However, a strong organic bonding with its creator persists.A comparative-literature study unshackles concepts and assumptions in which the participants are free to make various hermeneutic choices.In his essay, Fr Manakarakavil achieved exactly this with the two authors.He unbundled their lives and careers and contemplated the difficult lives of women who had to commit themselves to a world in which they were only second-sex with no chance of being the first.

The philosophical and sociological foundations of de Beauvoir's work are provided by a popular phrase.In her autobiographical works, Fr Manakarakavil dissects women's constructed identities and selves, providing us with a riveting account of how she became permanently connected between male and eunuch.Fr Manakarakavil, although a god-man, is not afraid to criticize ungodly representations in his personal identity, for example, their approach to lesbian love and marriage as a bourgeoisie unit.Any god-follower must have absolute submission and unquestioned faith, but the priest will listen when god has been used as an image or symbol to help them solve the problems of life.

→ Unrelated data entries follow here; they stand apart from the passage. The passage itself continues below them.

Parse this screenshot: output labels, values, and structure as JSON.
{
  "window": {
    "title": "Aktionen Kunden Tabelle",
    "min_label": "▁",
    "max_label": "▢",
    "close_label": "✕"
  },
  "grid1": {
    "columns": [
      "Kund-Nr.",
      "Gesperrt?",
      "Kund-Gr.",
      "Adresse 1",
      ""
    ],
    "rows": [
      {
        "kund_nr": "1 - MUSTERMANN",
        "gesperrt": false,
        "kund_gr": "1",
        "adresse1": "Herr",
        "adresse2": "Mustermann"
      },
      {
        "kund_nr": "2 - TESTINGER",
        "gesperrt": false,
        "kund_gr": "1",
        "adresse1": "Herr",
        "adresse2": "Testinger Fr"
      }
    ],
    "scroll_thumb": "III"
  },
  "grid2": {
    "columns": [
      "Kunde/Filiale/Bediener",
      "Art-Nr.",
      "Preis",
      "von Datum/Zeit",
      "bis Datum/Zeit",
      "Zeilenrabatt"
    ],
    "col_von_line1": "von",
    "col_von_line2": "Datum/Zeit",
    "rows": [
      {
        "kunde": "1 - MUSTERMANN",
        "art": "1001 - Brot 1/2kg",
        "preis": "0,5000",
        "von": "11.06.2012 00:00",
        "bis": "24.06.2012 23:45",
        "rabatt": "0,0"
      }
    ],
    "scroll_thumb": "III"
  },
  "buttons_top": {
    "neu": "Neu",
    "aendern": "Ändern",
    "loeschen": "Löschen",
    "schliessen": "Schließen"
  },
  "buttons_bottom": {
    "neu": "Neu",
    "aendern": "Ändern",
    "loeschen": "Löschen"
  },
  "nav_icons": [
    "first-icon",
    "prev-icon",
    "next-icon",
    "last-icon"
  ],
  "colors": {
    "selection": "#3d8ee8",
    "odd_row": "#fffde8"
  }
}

He continued to read these women's deviance in attitude and literary manifestos as strength and inspiration for the fight of the sexes.For de Beauvoir and Kamala, confession is a means of liberation and strength, and confessional writings are not just confessions.Their confessions are usually made in favor of a defamatory society.Fr Manakarakavil has chosen to take a stand point from which to look at the confessions of oppressive society that echoed in the doyennes' writings.

British emperors could not fathom the Nair women's power in Kerala during this period, and they called them concubines.These women who have encouraged others have definitely passed on the spirit of rebellion and their voices to future generations, including Kamala Das.She felt tremors as it was done by the dominant value system, and she spoke openly about forbidden pleasures and the enduring pain underneath it.In many readings of Kamala, the voices of outcasts, whores, and the imprisoned are often ignored.

The author draws parallels between the autobiographical works of de Beauvoir and Kamala, observing them closely as they guard their lives and presenting an illusory world to readers.Kamala created a new world in which reality and fantasy combined to form an imagined self, de Beauvoir misled her biographers and turned the iconoclast into a benign totem.In a sense, they never let anyone near their own shells exist and often came out to discuss the cultural assumptions of society.Fr Manakarakavil has come to understand that many people are still unaware of de Beauvoir and Kamala, and that their writings are much more difficult to absorb.

For example, Judith Butler's emphasis on the materiality of body and its relation to sex deviated from the de Beauvoirian treatise on gender and, in a sense, the second wave's radical feminism.What is on offer is a set of novel ways to examine the relationship of the physical with the cultural, socioeconomic, and cultural constructs of age.The notion of gender as a result of social experiences gives us another perspective on LGBTQ groups.Fr Manakarakavil saw the binary opposites of body, both as a means of freedom and as a tool of oppression when he turned back.

Where do the inherent desires awaken?Is it from the body or mind?This provides a space for a priest to meditate, reimagine, and reconcile with the present in its purest form.Fr Mathew Manakarakavil boldly and uninhibitedly explored what constitutes feminine and, consequently masculine, using comparative literature research techniques and found new directions to proceed the intellectual journey to places of frustration, liberty, and individual-social relationships.